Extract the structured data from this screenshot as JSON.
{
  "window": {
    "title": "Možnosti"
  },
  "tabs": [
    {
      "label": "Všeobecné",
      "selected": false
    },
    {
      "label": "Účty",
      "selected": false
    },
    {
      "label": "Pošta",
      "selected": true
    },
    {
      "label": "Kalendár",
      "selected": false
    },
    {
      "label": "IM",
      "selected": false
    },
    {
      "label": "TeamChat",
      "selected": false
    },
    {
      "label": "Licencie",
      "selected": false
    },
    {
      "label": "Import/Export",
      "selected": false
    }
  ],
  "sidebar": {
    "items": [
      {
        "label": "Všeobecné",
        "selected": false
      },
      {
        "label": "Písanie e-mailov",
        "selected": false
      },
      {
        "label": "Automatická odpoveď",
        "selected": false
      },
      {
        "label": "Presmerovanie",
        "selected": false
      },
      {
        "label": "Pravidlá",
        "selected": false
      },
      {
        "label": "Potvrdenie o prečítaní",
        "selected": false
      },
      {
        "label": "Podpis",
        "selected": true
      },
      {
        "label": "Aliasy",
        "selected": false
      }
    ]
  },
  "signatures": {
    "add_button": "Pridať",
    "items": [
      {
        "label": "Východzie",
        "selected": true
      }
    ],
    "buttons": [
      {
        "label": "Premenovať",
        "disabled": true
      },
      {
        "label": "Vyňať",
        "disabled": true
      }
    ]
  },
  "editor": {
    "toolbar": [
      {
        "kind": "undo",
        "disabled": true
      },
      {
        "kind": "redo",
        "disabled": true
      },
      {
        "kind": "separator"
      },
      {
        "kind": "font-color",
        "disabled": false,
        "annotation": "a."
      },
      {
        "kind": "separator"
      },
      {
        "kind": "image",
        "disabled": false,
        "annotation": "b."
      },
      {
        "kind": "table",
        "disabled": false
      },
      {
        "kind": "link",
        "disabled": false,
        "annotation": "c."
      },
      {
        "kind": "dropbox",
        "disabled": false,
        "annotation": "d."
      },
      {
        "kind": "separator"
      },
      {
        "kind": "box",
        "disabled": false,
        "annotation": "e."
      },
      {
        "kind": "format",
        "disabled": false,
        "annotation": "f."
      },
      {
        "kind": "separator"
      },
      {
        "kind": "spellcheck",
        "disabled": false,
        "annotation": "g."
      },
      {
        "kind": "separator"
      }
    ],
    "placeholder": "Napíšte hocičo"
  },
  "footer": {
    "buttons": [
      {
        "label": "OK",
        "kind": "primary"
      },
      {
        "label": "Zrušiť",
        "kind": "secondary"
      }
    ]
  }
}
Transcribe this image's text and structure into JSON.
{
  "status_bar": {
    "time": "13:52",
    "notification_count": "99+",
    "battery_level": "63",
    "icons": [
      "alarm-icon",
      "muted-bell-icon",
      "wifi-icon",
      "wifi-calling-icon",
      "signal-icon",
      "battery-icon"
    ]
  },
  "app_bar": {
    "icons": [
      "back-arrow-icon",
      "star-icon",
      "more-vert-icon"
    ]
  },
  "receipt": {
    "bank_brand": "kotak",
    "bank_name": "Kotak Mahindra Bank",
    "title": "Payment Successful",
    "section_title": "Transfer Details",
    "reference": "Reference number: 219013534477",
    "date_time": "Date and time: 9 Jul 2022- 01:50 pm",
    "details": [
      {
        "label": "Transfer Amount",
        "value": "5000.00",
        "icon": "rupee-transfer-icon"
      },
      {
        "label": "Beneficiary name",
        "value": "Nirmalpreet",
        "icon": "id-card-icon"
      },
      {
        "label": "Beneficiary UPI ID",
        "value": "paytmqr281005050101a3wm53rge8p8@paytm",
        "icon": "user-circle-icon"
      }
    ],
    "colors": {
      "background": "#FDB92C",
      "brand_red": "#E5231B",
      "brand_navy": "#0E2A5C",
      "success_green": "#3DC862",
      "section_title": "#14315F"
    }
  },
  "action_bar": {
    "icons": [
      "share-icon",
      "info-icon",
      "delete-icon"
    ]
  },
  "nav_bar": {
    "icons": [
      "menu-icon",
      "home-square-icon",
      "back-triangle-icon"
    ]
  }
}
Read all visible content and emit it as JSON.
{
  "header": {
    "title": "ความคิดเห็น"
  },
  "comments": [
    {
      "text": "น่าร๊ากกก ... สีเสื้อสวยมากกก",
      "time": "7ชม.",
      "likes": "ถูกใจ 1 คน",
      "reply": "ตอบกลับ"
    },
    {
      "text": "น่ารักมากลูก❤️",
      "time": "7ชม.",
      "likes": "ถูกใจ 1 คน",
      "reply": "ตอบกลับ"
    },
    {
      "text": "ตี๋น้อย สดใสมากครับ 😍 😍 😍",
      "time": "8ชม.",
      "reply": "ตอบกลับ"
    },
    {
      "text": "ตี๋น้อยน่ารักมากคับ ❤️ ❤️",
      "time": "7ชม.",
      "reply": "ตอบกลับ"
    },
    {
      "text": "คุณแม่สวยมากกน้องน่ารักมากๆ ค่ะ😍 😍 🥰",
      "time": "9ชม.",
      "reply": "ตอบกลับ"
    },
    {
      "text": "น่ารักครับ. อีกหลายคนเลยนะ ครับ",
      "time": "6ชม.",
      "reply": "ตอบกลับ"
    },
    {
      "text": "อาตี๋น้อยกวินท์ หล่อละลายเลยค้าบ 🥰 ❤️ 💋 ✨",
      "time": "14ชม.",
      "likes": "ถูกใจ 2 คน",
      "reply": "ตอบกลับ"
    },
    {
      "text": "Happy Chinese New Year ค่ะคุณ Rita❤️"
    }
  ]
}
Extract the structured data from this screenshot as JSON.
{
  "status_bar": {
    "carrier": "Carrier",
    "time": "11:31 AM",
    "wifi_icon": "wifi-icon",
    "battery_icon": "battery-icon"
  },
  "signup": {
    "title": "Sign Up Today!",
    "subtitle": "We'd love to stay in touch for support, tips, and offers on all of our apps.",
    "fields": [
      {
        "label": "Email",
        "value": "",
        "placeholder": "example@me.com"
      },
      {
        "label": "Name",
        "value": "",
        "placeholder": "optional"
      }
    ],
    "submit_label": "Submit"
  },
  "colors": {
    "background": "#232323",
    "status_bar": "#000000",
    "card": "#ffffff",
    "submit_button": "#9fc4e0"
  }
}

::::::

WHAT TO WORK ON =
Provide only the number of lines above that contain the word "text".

THE COMPLETED TASK =
9